Hello fellow bookworms! By purchasing books through the Bookshop link in this post Behind the Pages will earn a small commission at no extra cost to you. Thank you for your help and dedication!
The night of the dragon approaches and Yumeko’s enemies hold all the pieces needed to summon it. And while Kage has control of his body once again, even teaming up with the oni Hakaimono may not be enough. Time is running out as Yumeko, Kage, and their companions race to Iwagoto to stop the summoning. But a hoard of demons stands between them and their goal. When they meet the yokai from Yumeko’s dreams, an unlikely ally may be the help they need, but it will come at a terrible cost.
Some readers may be enticed to continue reading for the developing character relationships, but the Japanese lore continues to pull me into this world. And Julie Kagawa doesn’t fail to introduce new demons and information in this final novel. Each battle is skillfully drawn out, weaving in new experiences for the reader and creating devastation in their wake as the characters near their final destination. But I did find the romantic side of the story took away from the action.
While there is an even mix of romance and battle to appease various readers, some of the relationships developed rapidly in Night of the Dragon. Albeit the characters are marching off to battle, and not all may survive, but romance made from desperation does not interest me. Especially when there is a large build-up and apprehension for an ensuing battle, and the romance is placed right before it all comes to a head, putting everything on hold. I found myself wanting to skip ahead to the battle scene.

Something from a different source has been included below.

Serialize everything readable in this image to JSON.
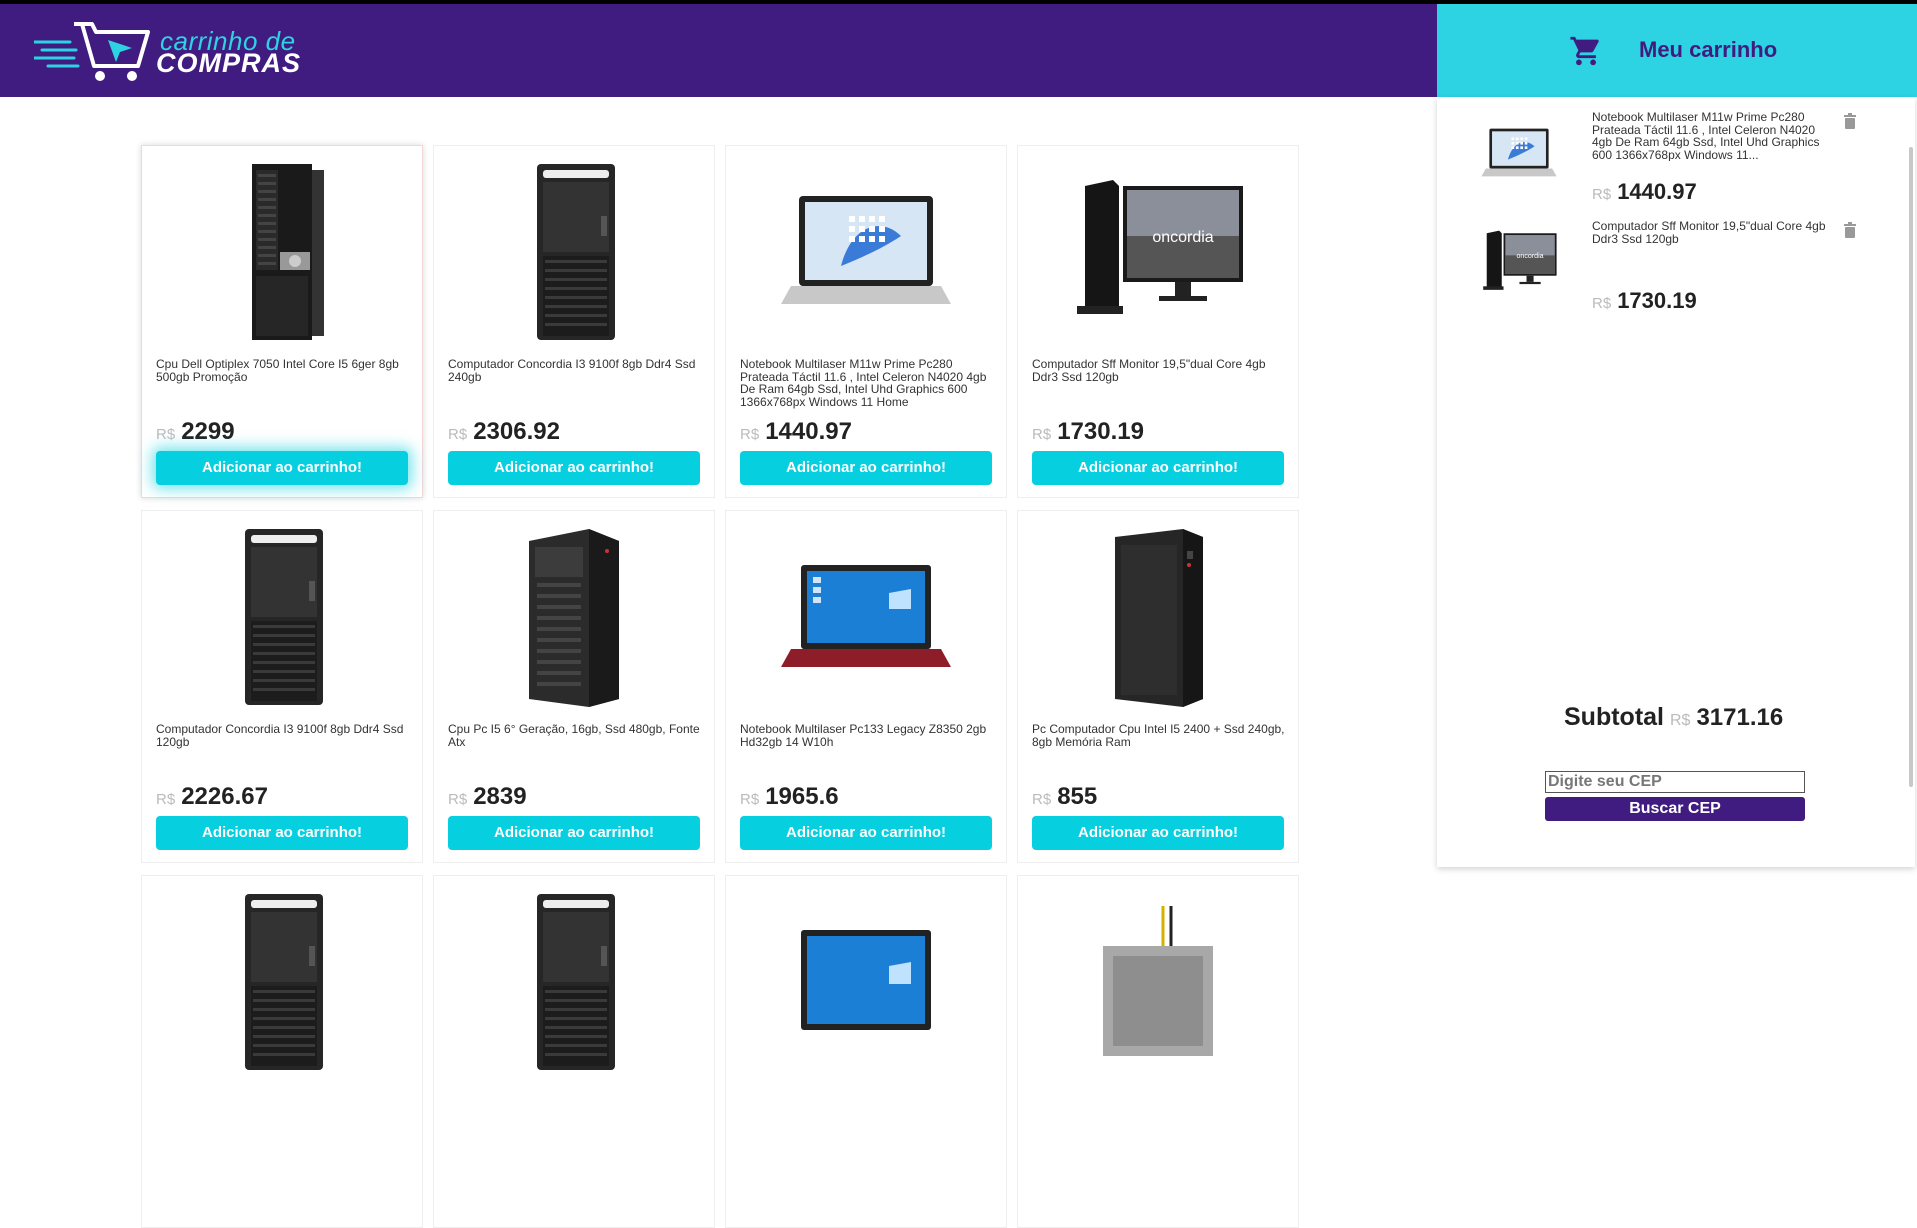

However, everyone’s character arc wraps up by the end of Night of the Dragon. For some, their endings were predictable but no less entertaining to witness. Others I felt went against their base nature readers have grown to know from book one. It is a bittersweet ending as sacrifices are made, but the conclusion for some breaks the emotional weight of losing characters readers have come to know and love. The ending did feel as though Julie Kagawa was afraid to layer on more heartache for the readers.
Night of the Dragon was filled with Japanese lore, epic battles, and surprising revelations. Even if some of the relationships felt rushed, the dialogue between characters helped propel the story forward. The ending did feel a bit drawn out, and I felt the focus should have remained on overcoming the Master of Demons, but the subplot had to come into play by the last book. If you enjoy Japanese folklore and typical young adult romance I’d still give this one a try.